** Assigned task **
Would you please copy every line below that includes the string "chevron"?

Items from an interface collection
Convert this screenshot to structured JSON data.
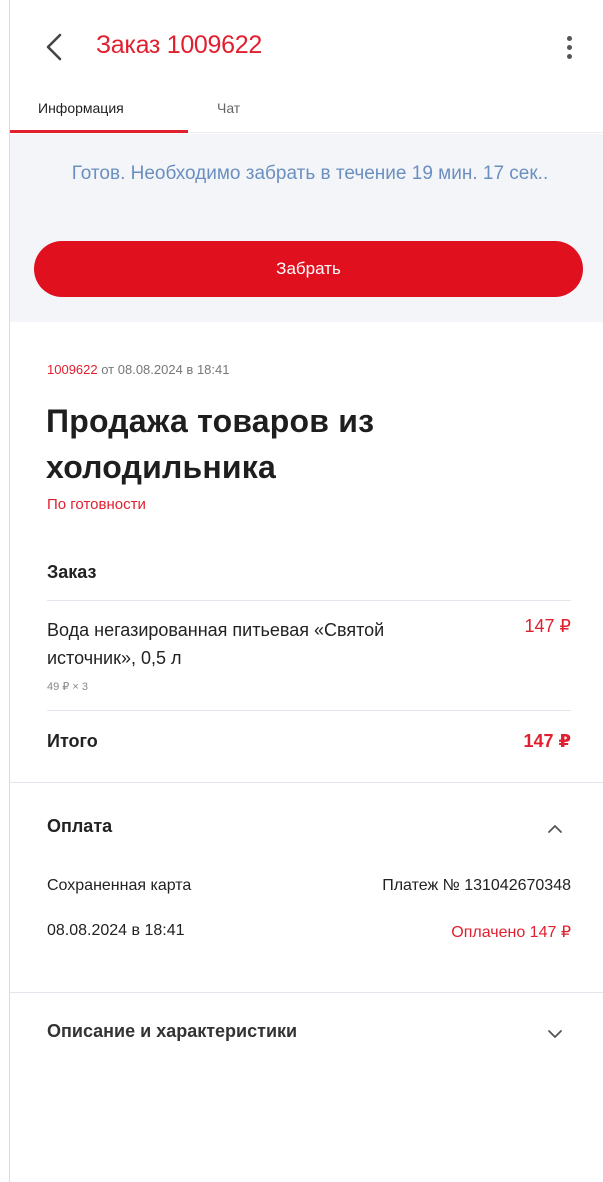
{
  "header": {
    "title": "Заказ 1009622"
  },
  "tabs": [
    {
      "label": "Информация",
      "active": true
    },
    {
      "label": "Чат",
      "active": false
    }
  ],
  "status": {
    "message": "Готов. Необходимо забрать в течение 19 мин. 17 сек..",
    "action_label": "Забрать"
  },
  "order": {
    "number": "1009622",
    "date_text": " от 08.08.2024 в 18:41",
    "title": "Продажа товаров из холодильника",
    "readiness": "По готовности",
    "section_label": "Заказ",
    "items": [
      {
        "name": "Вода негазированная питьевая «Святой источник», 0,5 л",
        "price": "147 ₽",
        "qty": "49 ₽ × 3"
      }
    ],
    "total_label": "Итого",
    "total_value": "147 ₽"
  },
  "payment": {
    "section_label": "Оплата",
    "method": "Сохраненная карта",
    "payment_id": "Платеж № 131042670348",
    "datetime": "08.08.2024 в 18:41",
    "status": "Оплачено 147 ₽"
  },
  "description": {
    "section_label": "Описание и характеристики"
  },
  "colors": {
    "accent": "#e0202f",
    "status_text": "#6b8fc0",
    "status_bg": "#f3f5f8"
  },
  "icons": {
    "back": "chevron-left-icon",
    "more": "more-vertical-icon",
    "payment_toggle": "chevron-up-icon",
    "description_toggle": "chevron-down-icon"
  }
}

** Result of this task **
    "back": "chevron-left-icon",
    "payment_toggle": "chevron-up-icon",
    "description_toggle": "chevron-down-icon"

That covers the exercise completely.